UN worries Chad will be the next Ethiopia
Geneva — First Ethiopia claimed world attention. Now Sudan. In two months: Chad. That is the forecast of famine and relief aid insiders here who say nutrition levels are falling in Chad. This country, an expanse of sand and mainly dry land sandwiched between Sudan to the east and Niger to the west, holds about 4.4 million people.
Its northern areas are firmly in the suffering, rainless Sahel, which stretches across northern Africa from Senegal to Sudan.
Huge Lake Chad has shrunk 90 percent since 1960, new United Nations studies show. The peak flow of the Chari River has dropped by almost three-quarters.
The UN forecasts 1.5 million people short of food, and 1,000 people (mainly children) dying each month.
Chad needs $110 million worth of food urgently, the UN says.

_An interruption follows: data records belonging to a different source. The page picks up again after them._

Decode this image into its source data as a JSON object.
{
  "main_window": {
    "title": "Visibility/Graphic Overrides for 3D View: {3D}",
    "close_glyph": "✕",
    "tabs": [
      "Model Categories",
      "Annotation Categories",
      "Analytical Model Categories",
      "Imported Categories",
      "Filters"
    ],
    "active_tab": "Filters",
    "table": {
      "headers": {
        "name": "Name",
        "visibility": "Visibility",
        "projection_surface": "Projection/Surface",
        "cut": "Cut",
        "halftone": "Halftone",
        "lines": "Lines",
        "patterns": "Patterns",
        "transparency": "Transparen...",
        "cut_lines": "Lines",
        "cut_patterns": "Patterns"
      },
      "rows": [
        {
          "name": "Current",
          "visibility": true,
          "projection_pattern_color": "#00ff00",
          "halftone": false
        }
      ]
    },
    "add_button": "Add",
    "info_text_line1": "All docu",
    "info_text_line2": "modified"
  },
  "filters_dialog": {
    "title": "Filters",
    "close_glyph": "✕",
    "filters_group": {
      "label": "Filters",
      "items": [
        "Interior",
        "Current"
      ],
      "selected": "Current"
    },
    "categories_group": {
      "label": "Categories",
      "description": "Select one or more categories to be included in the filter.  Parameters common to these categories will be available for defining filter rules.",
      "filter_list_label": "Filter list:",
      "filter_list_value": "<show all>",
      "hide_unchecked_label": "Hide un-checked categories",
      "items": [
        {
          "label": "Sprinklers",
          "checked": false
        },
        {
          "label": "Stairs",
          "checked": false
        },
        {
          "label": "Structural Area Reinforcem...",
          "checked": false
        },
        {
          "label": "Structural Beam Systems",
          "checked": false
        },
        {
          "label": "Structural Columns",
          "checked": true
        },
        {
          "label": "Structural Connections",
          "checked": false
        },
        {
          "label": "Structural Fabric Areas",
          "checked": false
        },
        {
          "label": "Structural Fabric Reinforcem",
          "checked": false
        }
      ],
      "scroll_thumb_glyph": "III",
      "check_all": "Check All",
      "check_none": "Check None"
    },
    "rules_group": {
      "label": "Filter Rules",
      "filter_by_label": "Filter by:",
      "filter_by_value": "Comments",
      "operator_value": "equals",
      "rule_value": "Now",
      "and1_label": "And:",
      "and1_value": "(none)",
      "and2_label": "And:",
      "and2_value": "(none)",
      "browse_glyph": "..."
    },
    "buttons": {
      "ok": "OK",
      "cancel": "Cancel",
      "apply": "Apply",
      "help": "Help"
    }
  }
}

Western diplomats say the quickest route of supply is through the port of Lagos, Nigeria, but they report that the Nigerian leader, Gen. Muhammad Buhari, flatly refused a United States request to use Lagos for aid shipments last October.
No reason was given, but some sources suspect General Buhari is unsympathetic because of injuries he received while fighting in Chad years ago.
So the US has been forced to use Port Harcourt farther south, and Douala in the Cameroon. This has caused long delays: Food unloaded in Lagos can be in the Chadian capital, N'Djamena, in six days, the UN estimates, while it takes four weeks for food to arrive from Douala.
Urgent construction is under way to build causeways across the Chari River for food convoys. The river will soon be too low for ferries to operate.